Search the material for the string "game", then show every line where it turns up.

**INPUT**:
────────────────────

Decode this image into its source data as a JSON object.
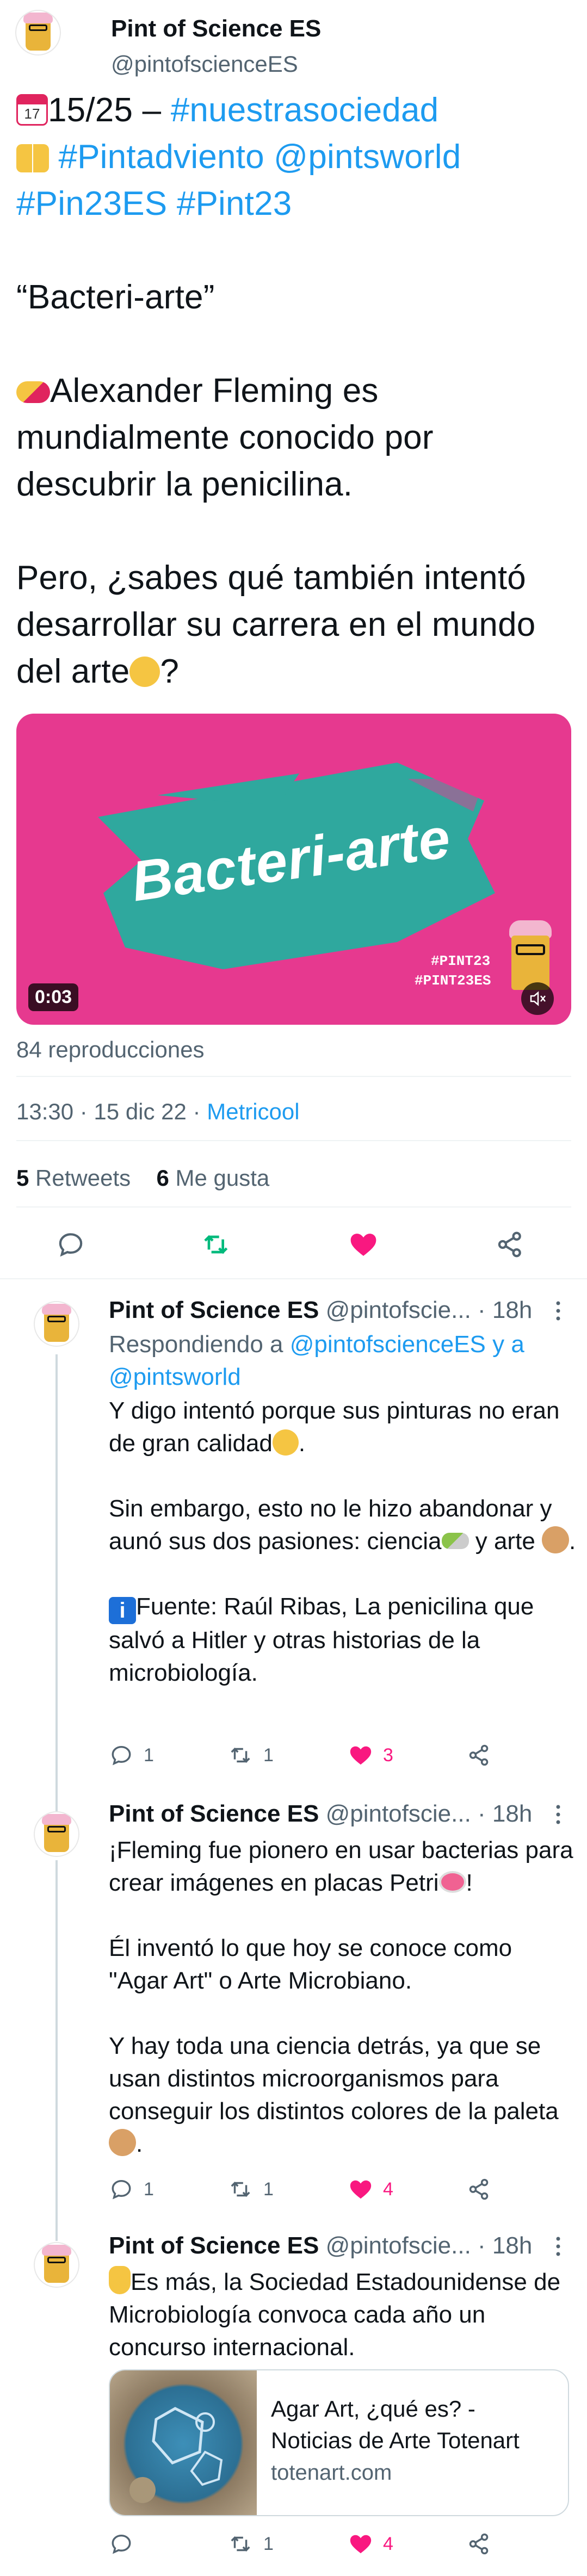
{
  "tweet": {
    "author_name": "Pint of Science ES",
    "author_handle": "@pintofscienceES",
    "line1_text": "15/25 – ",
    "line1_tag": "#nuestrasociedad",
    "line2_links": "#Pintadviento @pintsworld",
    "line3_links": "#Pin23ES #Pint23",
    "quote_title": "“Bacteri-arte”",
    "para1": "Alexander Fleming es mundialmente conocido por descubrir la penicilina.",
    "para2": "Pero, ¿sabes qué también intentó desarrollar su carrera en el mundo del arte",
    "para2_end": "?",
    "video_title": "Bacteri-arte",
    "video_tags_1": "#PINT23",
    "video_tags_2": "#PINT23ES",
    "video_time": "0:03",
    "views": "84 reproducciones",
    "time": "13:30 · 15 dic 22 · ",
    "source": "Metricool",
    "retweets_count": "5",
    "retweets_label": "Retweets",
    "likes_count": "6",
    "likes_label": "Me gusta"
  },
  "replies": [
    {
      "name": "Pint of Science ES",
      "handle": "@pintofscie...",
      "age": "· 18h",
      "replying_prefix": "Respondiendo a ",
      "replying_to": "@pintofscienceES y a @pintsworld",
      "p1": "Y digo intentó porque sus pinturas no eran de gran calidad",
      "p2": "Sin embargo, esto no le hizo abandonar y aunó sus dos pasiones: ciencia",
      "p2_mid": " y arte ",
      "p3": "Fuente: Raúl Ribas, La penicilina que salvó a Hitler y otras historias de la microbiología.",
      "replies_count": "1",
      "retweets_count": "1",
      "likes_count": "3"
    },
    {
      "name": "Pint of Science ES",
      "handle": "@pintofscie...",
      "age": "· 18h",
      "p1": "¡Fleming fue pionero en usar bacterias para crear imágenes en placas Petri",
      "p1_end": "!",
      "p2": "Él inventó lo que hoy se conoce como \"Agar Art\" o Arte Microbiano.",
      "p3": "Y hay toda una ciencia detrás, ya que se usan distintos microorganismos para conseguir los distintos colores de la paleta",
      "p3_end": ".",
      "replies_count": "1",
      "retweets_count": "1",
      "likes_count": "4"
    },
    {
      "name": "Pint of Science ES",
      "handle": "@pintofscie...",
      "age": "· 18h",
      "p1": "Es más, la Sociedad Estadounidense de Microbiología convoca cada año un concurso internacional.",
      "card_title": "Agar Art, ¿qué es? - Noticias de Arte Totenart",
      "card_domain": "totenart.com",
      "replies_count": "",
      "retweets_count": "1",
      "likes_count": "4"
    }
  ],
  "colors": {
    "link": "#1d9bf0",
    "retweet_green": "#00ba7c",
    "like_pink": "#f91880",
    "video_bg": "#e6398f",
    "video_brush": "#2fa89e"
  }
}
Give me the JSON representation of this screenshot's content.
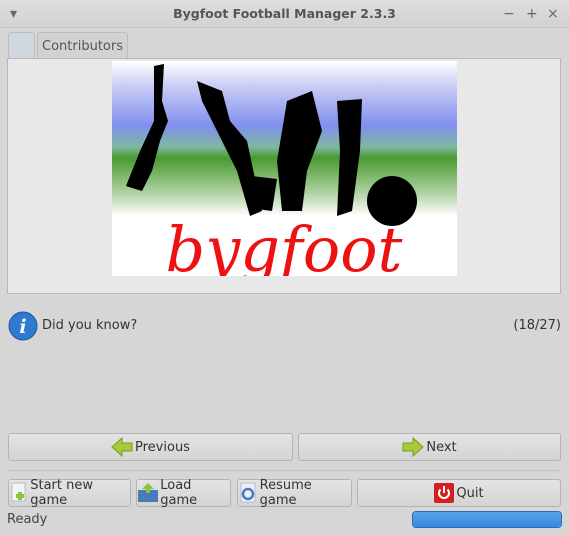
{
  "window": {
    "title": "Bygfoot Football Manager 2.3.3",
    "minimize": "−",
    "maximize": "+",
    "close": "×",
    "menu": "▾"
  },
  "tabs": [
    {
      "label": ""
    },
    {
      "label": "Contributors"
    }
  ],
  "logo": {
    "text": "bygfoot",
    "color": "#ee1111"
  },
  "tip": {
    "label": "Did you know?",
    "counter": "(18/27)"
  },
  "nav": {
    "previous": "Previous",
    "next": "Next"
  },
  "actions": {
    "start": "Start new game",
    "load": "Load game",
    "resume": "Resume game",
    "quit": "Quit"
  },
  "status": {
    "text": "Ready",
    "progress_percent": 100,
    "progress_color": "#3c8ee0"
  }
}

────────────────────

**YOUR SOLUTION**:
    "start": "Start new game",
    "load": "Load game",
    "resume": "Resume game",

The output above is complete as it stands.